Now bigger plans are in store. Víctor Manuel Bautista López, the mayor, says they hope to launch a high school degree program for all cops this year, and the town is talking to local universities about a college program. Almost all of their new recruits are now high school graduates. "Many have come from difficult environments," says Mr. Bautista López, clad informally in a sweat shirt in his office. "We want them to feel proud."
Jose Jorge Amador, Nezahualcoyotl's head of public security, says that concern about safety is Mexico's gravest problem. Last year, the number of deaths related to drug trafficking in the country nearly doubled, to more than 2,100, over the average of the previous five years. Even Mr. Amador's predecessor, Carlos Ernesto Garcia, is currently serving time in a high-security prison on drug-trafficking charges.

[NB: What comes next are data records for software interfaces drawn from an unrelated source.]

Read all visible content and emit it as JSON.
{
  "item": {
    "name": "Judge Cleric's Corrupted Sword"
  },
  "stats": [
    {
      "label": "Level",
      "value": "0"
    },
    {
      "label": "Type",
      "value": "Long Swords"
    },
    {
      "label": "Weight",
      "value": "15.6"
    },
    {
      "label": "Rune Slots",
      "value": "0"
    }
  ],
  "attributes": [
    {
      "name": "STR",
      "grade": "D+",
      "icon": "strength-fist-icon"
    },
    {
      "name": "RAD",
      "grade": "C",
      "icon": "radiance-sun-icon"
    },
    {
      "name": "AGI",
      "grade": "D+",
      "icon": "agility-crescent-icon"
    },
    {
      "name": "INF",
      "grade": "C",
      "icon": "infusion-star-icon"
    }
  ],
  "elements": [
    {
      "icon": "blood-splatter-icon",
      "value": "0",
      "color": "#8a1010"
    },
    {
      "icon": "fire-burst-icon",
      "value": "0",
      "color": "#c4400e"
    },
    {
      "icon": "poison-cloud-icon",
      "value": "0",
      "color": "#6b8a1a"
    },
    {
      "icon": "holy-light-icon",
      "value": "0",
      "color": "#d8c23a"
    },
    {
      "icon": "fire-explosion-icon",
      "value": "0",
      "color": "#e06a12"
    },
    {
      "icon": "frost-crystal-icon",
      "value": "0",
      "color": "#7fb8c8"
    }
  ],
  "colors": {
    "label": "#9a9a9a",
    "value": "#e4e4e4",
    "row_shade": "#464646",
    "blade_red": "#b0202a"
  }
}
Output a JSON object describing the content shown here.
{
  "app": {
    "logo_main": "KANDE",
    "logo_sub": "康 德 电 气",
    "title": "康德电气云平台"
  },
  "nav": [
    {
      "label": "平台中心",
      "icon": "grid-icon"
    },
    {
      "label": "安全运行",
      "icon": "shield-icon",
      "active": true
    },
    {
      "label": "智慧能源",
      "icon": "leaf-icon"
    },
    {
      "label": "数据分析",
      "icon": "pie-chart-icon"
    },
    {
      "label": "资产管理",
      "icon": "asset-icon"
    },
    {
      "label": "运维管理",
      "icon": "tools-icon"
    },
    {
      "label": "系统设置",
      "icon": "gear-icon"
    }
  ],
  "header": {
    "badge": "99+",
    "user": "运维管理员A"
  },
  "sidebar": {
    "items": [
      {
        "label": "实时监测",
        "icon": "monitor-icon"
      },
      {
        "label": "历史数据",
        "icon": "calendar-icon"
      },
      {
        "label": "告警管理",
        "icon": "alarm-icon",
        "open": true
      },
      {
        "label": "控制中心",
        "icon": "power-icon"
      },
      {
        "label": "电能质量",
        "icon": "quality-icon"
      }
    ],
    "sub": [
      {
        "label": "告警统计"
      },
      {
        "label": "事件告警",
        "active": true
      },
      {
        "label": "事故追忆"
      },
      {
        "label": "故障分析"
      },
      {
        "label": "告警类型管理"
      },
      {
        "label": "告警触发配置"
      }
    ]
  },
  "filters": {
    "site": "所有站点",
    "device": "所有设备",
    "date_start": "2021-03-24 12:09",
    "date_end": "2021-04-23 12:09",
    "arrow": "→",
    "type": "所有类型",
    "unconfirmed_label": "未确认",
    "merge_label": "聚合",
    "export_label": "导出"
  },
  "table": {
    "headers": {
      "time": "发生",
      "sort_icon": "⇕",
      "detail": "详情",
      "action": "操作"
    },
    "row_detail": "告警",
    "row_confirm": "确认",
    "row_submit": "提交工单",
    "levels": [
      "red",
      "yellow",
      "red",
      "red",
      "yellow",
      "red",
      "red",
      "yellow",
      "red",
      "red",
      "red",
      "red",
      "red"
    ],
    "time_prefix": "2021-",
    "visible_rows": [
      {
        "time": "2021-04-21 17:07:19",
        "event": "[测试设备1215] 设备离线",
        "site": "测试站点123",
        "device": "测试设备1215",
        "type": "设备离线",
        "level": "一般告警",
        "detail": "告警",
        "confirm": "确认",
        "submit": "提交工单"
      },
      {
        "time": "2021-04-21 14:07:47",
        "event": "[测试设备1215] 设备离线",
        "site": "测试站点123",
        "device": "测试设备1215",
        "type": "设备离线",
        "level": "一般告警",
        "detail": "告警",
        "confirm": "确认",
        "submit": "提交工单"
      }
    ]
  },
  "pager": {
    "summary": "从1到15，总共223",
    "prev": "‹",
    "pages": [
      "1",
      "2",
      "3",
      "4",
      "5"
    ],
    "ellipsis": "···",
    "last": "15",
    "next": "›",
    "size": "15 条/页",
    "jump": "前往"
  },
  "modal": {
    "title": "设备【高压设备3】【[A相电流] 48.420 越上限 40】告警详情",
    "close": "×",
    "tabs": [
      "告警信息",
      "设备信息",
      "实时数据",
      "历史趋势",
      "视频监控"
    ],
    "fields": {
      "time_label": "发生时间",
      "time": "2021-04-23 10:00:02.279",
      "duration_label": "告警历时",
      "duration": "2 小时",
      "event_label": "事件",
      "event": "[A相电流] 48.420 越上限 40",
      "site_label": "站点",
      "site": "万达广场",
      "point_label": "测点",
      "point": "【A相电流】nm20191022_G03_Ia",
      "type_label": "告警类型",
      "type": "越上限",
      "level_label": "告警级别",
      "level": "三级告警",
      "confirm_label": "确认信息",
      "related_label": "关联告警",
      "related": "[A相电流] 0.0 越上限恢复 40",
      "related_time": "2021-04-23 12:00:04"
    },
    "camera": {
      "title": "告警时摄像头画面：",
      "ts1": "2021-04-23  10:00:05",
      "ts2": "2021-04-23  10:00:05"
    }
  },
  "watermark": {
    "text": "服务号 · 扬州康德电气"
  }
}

Reading is a small step toward the "transformation" needed, authorities believe. Amador, for one, says the program has already produced some results: In 2003, they recorded about 10 complaints a day against officers. In recent weeks, he says, they haven't received any. The department, too, has received calls from police agencies around the world – including Scotland Yard – about the program.
Still, it's not the kind of book club one might find at Harvard. Forget Dostoyevsky or Voltaire. "They give you a book with 250 pages, and you'll just throw it in the garbage," says police officer Cesar Dorantes of the long or weighty tomes.
Yet, Mr. Dorantes, who had heard of Sherlock Holmes but never read anything by Sir Arthur Conan Doyle, says he now has a new hobby. He even swaps books with his co-workers. "It makes you reflect and imagine. Especially the mysteries," he says. "I love trying to figure out what happened, who the assassin is."